§ **Aim of the exercise**
Each record is to be copied exactly as written.

Interface dataset entries:
::::::
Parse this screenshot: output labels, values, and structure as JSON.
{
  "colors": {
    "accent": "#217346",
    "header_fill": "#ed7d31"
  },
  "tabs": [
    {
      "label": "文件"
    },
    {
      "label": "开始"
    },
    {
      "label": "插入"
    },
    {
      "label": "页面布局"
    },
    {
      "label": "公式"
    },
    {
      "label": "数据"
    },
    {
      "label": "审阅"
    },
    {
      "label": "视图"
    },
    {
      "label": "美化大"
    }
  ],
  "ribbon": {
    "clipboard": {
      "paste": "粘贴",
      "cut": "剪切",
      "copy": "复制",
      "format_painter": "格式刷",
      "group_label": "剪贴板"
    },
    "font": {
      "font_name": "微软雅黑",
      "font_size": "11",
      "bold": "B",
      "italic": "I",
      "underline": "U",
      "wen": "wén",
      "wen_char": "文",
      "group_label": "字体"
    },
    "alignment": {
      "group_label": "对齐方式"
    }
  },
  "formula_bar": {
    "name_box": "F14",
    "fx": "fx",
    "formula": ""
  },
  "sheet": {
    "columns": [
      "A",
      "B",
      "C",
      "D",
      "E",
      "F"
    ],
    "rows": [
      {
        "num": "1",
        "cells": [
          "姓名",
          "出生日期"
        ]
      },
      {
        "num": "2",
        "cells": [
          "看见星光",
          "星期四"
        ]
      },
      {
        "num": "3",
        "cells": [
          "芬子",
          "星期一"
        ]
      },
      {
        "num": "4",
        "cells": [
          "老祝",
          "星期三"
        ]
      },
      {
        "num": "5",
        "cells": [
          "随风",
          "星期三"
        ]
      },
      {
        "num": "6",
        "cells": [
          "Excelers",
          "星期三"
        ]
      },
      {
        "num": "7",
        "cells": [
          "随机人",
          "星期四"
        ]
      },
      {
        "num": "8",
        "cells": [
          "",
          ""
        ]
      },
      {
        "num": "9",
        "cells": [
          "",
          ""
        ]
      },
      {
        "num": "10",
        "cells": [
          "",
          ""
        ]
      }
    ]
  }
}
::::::
§ **Task response**
Parse this screenshot: output labels, values, and structure as JSON.
{
  "colors": {
    "accent": "#217346",
    "header_fill": "#ed7d31"
  },
  "tabs": [
    {
      "label": "文件"
    },
    {
      "label": "开始"
    },
    {
      "label": "插入"
    },
    {
      "label": "页面布局"
    },
    {
      "label": "公式"
    },
    {
      "label": "数据"
    },
    {
      "label": "审阅"
    },
    {
      "label": "视图"
    },
    {
      "label": "美化大"
    }
  ],
  "ribbon": {
    "clipboard": {
      "paste": "粘贴",
      "cut": "剪切",
      "copy": "复制",
      "format_painter": "格式刷",
      "group_label": "剪贴板"
    },
    "font": {
      "font_name": "微软雅黑",
      "font_size": "11",
      "bold": "B",
      "italic": "I",
      "underline": "U",
      "wen": "wén",
      "wen_char": "文",
      "group_label": "字体"
    },
    "alignment": {
      "group_label": "对齐方式"
    }
  },
  "formula_bar": {
    "name_box": "F14",
    "fx": "fx",
    "formula": ""
  },
  "sheet": {
    "columns": [
      "A",
      "B",
      "C",
      "D",
      "E",
      "F"
    ],
    "rows": [
      {
        "num": "1",
        "cells": [
          "姓名",
          "出生日期"
        ]
      },
      {
        "num": "2",
        "cells": [
          "看见星光",
          "星期四"
        ]
      },
      {
        "num": "3",
        "cells": [
          "芬子",
          "星期一"
        ]
      },
      {
        "num": "4",
        "cells": [
          "老祝",
          "星期三"
        ]
      },
      {
        "num": "5",
        "cells": [
          "随风",
          "星期三"
        ]
      },
      {
        "num": "6",
        "cells": [
          "Excelers",
          "星期三"
        ]
      },
      {
        "num": "7",
        "cells": [
          "随机人",
          "星期四"
        ]
      },
      {
        "num": "8",
        "cells": [
          "",
          ""
        ]
      },
      {
        "num": "9",
        "cells": [
          "",
          ""
        ]
      },
      {
        "num": "10",
        "cells": [
          "",
          ""
        ]
      }
    ]
  }
}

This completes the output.